(Excerpts from a dataset)

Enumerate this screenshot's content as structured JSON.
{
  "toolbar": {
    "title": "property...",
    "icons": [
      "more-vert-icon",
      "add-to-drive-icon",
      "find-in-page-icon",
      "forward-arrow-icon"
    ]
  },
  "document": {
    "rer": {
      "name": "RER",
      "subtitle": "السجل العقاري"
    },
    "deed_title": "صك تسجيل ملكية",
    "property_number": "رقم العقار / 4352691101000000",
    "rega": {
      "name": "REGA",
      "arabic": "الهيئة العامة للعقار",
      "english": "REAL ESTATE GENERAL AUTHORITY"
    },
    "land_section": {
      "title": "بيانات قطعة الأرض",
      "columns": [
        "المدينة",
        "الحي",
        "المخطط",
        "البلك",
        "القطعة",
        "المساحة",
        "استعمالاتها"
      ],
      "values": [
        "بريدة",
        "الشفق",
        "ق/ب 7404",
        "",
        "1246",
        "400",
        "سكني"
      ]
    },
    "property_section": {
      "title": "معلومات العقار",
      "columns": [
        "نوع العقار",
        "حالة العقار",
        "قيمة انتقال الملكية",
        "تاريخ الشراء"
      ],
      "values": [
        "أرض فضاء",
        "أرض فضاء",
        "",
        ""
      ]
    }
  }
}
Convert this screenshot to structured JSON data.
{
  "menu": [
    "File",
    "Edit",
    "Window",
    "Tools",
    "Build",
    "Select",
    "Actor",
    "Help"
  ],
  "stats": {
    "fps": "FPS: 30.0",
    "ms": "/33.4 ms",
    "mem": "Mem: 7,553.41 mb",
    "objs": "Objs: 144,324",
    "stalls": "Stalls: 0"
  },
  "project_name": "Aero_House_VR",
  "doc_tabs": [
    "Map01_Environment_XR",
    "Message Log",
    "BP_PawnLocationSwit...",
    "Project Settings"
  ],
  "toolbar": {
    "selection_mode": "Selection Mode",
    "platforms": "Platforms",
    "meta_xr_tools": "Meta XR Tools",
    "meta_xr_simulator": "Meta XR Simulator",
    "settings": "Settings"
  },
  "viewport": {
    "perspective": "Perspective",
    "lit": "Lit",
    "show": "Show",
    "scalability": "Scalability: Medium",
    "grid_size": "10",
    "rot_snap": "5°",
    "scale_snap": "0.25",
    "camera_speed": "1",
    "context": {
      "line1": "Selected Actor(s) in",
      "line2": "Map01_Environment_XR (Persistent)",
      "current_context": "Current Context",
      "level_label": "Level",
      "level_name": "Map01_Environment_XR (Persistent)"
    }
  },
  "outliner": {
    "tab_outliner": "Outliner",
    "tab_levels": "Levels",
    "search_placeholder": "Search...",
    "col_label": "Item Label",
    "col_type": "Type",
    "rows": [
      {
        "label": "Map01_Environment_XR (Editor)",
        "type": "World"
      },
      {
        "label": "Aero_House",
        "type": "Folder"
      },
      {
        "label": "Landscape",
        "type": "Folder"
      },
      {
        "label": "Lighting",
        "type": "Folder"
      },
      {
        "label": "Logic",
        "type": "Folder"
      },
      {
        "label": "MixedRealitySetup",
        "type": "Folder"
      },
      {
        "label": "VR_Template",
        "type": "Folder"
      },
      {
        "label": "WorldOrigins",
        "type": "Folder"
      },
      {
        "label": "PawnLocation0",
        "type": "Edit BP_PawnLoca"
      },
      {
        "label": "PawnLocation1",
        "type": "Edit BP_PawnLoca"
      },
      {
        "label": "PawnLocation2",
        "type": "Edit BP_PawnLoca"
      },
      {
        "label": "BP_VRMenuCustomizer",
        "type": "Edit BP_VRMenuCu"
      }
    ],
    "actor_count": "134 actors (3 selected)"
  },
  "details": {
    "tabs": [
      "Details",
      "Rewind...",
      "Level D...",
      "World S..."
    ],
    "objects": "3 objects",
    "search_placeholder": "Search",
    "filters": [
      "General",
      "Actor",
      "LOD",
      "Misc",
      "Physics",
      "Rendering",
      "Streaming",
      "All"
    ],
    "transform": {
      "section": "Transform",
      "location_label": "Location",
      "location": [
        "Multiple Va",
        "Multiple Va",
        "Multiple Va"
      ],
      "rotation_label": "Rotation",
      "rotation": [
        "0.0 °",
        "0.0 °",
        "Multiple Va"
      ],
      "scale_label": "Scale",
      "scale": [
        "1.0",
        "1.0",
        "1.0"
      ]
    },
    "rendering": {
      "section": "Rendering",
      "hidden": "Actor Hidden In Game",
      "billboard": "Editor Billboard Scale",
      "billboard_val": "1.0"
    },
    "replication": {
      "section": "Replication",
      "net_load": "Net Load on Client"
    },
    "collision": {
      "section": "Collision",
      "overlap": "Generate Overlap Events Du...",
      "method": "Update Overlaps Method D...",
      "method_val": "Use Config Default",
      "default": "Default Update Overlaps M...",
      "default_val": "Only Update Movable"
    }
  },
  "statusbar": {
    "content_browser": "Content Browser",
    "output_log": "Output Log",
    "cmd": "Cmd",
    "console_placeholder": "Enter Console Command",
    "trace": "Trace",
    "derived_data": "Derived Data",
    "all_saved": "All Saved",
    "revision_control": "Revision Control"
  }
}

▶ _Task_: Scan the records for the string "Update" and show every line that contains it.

▶ _Task result_:
      "method": "Update Overlaps Method D...",
      "default": "Default Update Overlaps M...",
      "default_val": "Only Update Movable"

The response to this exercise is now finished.